What you need to know in markets on Thursday

Myles Udland
Markets Reporter

U.S. markets reopen on Thursday following the July 4th holiday. And some investors and traders may actually return to the markets.

Despite the holiday, it’s jobs week in America. Thursday comes with the ADP private payrolls report and the weekly jobless claims report before the market opens. After the open, we’ll get the ISM non-manufacturing index, which will give us an update on the health of the U.S.’s massive services job market. All of this will be a prelude to Friday’s official June jobs report.

With a federal holiday landing in the middle of the week, however, volumes will likely remain light. And if things have felt particularly slow to you this summer, you’re not imagining it.

In a note to clients on Tuesday, analysts at Citi found that trading volumes in the fixed income market have declined by up to 50% during World Cup matches.
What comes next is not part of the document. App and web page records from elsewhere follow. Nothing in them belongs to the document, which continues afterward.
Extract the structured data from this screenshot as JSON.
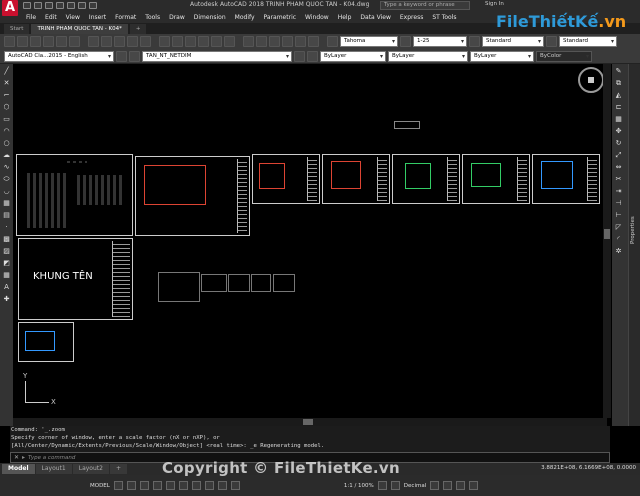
{
  "app": {
    "title": "Autodesk AutoCAD 2018    TRINH PHAM QUOC TAN - K04.dwg",
    "search_placeholder": "Type a keyword or phrase",
    "sign_in": "Sign In"
  },
  "menu": [
    "File",
    "Edit",
    "View",
    "Insert",
    "Format",
    "Tools",
    "Draw",
    "Dimension",
    "Modify",
    "Parametric",
    "Window",
    "Help",
    "Data View",
    "Express",
    "ST Tools"
  ],
  "tabs": [
    "Start",
    "TRINH PHAM QUOC TAN - K04*"
  ],
  "toolbar1": {
    "text_style": "Tahoma",
    "dim_scale": "1-25",
    "table_style": "Standard",
    "mleader_style": "Standard"
  },
  "toolbar2": {
    "workspace": "AutoCAD Cla...2015 - English",
    "layer": "TAN_NT_NETDIM",
    "color": "ByLayer",
    "linetype": "ByLayer",
    "lineweight": "ByLayer",
    "plotstyle": "ByColor"
  },
  "canvas": {
    "khung_ten": "KHUNG TÊN",
    "ucs_y": "Y",
    "ucs_x": "X"
  },
  "command": {
    "history": [
      "Command: '_.zoom",
      "Specify corner of window, enter a scale factor (nX or nXP), or",
      "[All/Center/Dynamic/Extents/Previous/Scale/Window/Object] <real time>: _e Regenerating model."
    ],
    "placeholder": "Type a command"
  },
  "layout_tabs": [
    "Model",
    "Layout1",
    "Layout2"
  ],
  "coords": "3.8821E+08, 6.1669E+08, 0.0000",
  "status": {
    "model": "MODEL",
    "scale": "1:1 / 100%",
    "units": "Decimal"
  },
  "right_panel": {
    "label": "Properties"
  },
  "watermark": {
    "logo": "FileThiếtKế",
    "logo_suffix": ".vn",
    "copyright": "Copyright © FileThietKe.vn"
  },
  "colors": {
    "accent_red": "#c8102e",
    "watermark_blue": "#2e9ad8",
    "watermark_orange": "#f59a1b"
  }
}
It’s also been more expensive to trade during these periods, with execution costs rise as much as 20% during these windows. Markets in Europe have seen bigger changes in volumes and execution pricing during the World Cup than in the U.S.

A potential workaround for investors is trading closer to the market close, with Citi finding that market liquidity has improved around the close as more ETFs — many of which execute daily, programmatic hedging trades — have come onto the market.
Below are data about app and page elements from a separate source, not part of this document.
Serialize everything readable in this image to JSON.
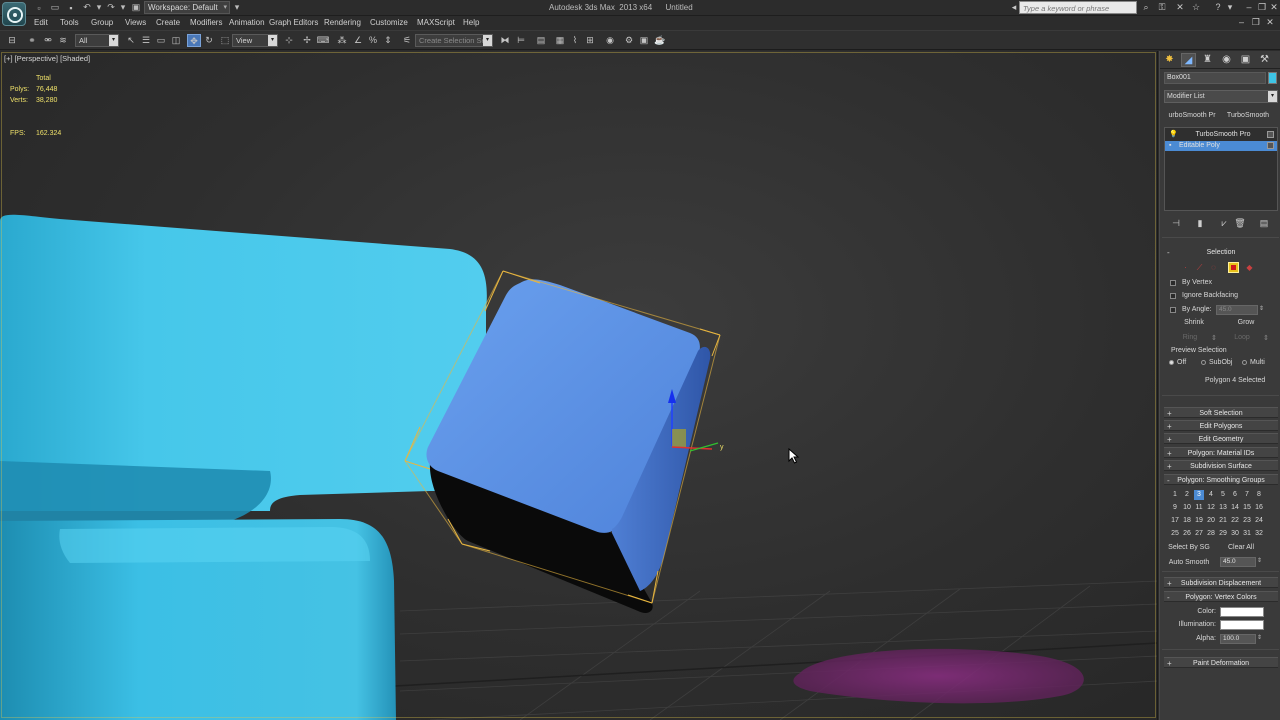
{
  "titlebar": {
    "workspace": "Workspace: Default",
    "app_title": "Autodesk 3ds Max  2013 x64      Untitled",
    "search_placeholder": "Type a keyword or phrase"
  },
  "menu": [
    "Edit",
    "Tools",
    "Group",
    "Views",
    "Create",
    "Modifiers",
    "Animation",
    "Graph Editors",
    "Rendering",
    "Customize",
    "MAXScript",
    "Help"
  ],
  "toolbar": {
    "selection_filter": "All",
    "reference_coord": "View",
    "named_selection_placeholder": "Create Selection Se"
  },
  "viewport": {
    "label": "[+] [Perspective] [Shaded]",
    "stats": {
      "header": "Total",
      "polys_label": "Polys:",
      "polys_value": "76,448",
      "verts_label": "Verts:",
      "verts_value": "38,280",
      "fps_label": "FPS:",
      "fps_value": "162.324"
    },
    "gizmo_label": "y",
    "colors": {
      "couch": "#49c6e8",
      "cube_face": "#5b8fe0",
      "selection_bracket": "#e8b640",
      "floor_blob": "#7a2a72"
    }
  },
  "command_panel": {
    "object_name": "Box001",
    "modifier_list": "Modifier List",
    "quick_buttons": [
      "urboSmooth Pr",
      "TurboSmooth"
    ],
    "stack": [
      {
        "name": "TurboSmooth Pro",
        "selected": false
      },
      {
        "name": "Editable Poly",
        "selected": true
      }
    ],
    "selection": {
      "title": "Selection",
      "by_vertex": "By Vertex",
      "ignore_backfacing": "Ignore Backfacing",
      "by_angle": "By Angle:",
      "by_angle_value": "45.0",
      "shrink": "Shrink",
      "grow": "Grow",
      "ring": "Ring",
      "loop": "Loop",
      "preview_selection": "Preview Selection",
      "preview_options": [
        "Off",
        "SubObj",
        "Multi"
      ],
      "status": "Polygon 4 Selected"
    },
    "rollouts_collapsed": [
      "Soft Selection",
      "Edit Polygons",
      "Edit Geometry",
      "Polygon: Material IDs",
      "Subdivision Surface"
    ],
    "smoothing_groups": {
      "title": "Polygon: Smoothing Groups",
      "numbers": [
        "1",
        "2",
        "3",
        "4",
        "5",
        "6",
        "7",
        "8",
        "9",
        "10",
        "11",
        "12",
        "13",
        "14",
        "15",
        "16",
        "17",
        "18",
        "19",
        "20",
        "21",
        "22",
        "23",
        "24",
        "25",
        "26",
        "27",
        "28",
        "29",
        "30",
        "31",
        "32"
      ],
      "active": "3",
      "select_by_sg": "Select By SG",
      "clear_all": "Clear All",
      "auto_smooth": "Auto Smooth",
      "auto_smooth_value": "45.0"
    },
    "subdivision_displacement": "Subdivision Displacement",
    "vertex_colors": {
      "title": "Polygon: Vertex Colors",
      "color_label": "Color:",
      "illumination_label": "Illumination:",
      "alpha_label": "Alpha:",
      "alpha_value": "100.0"
    },
    "paint_deformation": "Paint Deformation"
  }
}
Alternatively, Citi recommends that investors simply enjoy the World Cup and trade outside of match times.

And for investors who find the fact that a soccer tournament is impacting market dynamics in a measurable way to be ridiculous, keep in mind that there are just three more working days — Friday, next Tuesday, and next Wednesday — that will feature World Cup matches.

Fireworks explode over buildings from Jersey City, N.J., and New York City’s Lower Manhattan, including One World Trade Center, center left, during a Fourth of July celebration, Wednesday, July 4, 2018, in Jersey City, N.J. (AP Photo/Julio Cortez)

Myles Udland is a writer at Yahoo Finance. Follow him on Twitter @MylesUdland